Count the lines in the entries below that include the word "facets". Give nothing but the number.
==*==
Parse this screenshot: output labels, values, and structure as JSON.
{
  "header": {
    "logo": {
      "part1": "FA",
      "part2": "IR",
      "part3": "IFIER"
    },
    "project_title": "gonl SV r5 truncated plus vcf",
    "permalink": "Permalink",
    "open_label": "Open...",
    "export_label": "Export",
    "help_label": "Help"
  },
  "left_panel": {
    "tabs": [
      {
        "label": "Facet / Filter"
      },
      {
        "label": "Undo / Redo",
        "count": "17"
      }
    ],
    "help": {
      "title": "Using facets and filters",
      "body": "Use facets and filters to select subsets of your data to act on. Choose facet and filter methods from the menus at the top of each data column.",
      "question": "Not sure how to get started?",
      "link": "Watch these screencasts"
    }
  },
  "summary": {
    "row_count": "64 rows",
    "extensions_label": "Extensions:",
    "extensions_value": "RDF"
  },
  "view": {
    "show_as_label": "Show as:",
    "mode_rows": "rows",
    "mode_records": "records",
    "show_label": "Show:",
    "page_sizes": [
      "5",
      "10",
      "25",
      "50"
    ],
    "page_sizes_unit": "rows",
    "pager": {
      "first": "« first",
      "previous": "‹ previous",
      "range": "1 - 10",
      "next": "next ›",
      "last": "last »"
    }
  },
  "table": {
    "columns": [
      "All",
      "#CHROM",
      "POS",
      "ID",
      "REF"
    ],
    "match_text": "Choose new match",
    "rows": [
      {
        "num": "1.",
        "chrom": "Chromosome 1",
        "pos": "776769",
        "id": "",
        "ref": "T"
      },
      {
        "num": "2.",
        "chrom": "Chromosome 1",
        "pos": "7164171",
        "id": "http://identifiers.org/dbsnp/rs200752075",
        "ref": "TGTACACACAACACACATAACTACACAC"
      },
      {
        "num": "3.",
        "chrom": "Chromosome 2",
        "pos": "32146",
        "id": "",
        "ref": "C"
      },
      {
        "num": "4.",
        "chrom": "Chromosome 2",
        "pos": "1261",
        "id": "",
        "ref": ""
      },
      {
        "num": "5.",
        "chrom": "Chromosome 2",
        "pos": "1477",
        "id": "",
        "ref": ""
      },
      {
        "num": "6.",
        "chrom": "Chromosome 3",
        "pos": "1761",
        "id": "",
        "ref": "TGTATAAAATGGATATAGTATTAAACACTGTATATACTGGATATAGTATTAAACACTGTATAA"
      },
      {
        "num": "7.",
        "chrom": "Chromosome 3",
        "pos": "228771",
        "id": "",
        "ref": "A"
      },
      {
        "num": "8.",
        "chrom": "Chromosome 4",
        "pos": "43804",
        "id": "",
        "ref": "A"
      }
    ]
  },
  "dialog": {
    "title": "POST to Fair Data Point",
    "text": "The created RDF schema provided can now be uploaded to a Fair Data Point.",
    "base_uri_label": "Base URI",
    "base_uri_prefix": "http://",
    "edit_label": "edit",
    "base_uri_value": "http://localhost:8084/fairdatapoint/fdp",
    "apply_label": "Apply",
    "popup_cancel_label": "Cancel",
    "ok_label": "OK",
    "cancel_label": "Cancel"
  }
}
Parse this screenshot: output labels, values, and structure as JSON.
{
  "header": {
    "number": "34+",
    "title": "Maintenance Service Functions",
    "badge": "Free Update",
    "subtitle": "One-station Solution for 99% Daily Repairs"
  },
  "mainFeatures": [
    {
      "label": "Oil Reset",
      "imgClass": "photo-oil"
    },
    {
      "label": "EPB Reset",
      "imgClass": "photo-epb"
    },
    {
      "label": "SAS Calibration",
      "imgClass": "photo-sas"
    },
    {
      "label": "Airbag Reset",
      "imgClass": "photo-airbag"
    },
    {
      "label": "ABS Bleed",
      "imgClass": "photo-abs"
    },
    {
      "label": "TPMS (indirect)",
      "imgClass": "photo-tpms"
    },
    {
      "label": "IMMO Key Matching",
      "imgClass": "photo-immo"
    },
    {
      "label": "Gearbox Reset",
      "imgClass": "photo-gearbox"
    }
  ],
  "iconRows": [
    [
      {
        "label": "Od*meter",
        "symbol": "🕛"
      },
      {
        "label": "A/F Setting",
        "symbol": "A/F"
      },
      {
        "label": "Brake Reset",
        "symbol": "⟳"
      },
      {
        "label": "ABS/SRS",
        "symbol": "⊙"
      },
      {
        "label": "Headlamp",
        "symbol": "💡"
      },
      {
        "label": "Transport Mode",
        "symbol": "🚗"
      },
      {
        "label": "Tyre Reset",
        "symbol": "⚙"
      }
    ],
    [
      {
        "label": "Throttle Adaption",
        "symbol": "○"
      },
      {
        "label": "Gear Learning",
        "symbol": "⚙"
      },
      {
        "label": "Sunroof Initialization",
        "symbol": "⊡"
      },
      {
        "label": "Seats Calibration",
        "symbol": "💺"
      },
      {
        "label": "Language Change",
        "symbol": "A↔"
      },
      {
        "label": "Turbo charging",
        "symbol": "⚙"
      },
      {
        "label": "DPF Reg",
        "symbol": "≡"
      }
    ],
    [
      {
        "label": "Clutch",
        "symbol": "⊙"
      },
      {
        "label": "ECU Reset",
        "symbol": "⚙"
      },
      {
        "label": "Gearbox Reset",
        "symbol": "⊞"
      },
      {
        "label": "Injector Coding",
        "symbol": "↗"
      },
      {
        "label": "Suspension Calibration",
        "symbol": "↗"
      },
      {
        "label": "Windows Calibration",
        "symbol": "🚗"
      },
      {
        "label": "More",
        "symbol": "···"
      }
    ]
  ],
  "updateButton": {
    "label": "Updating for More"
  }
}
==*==
■ Solution below:
2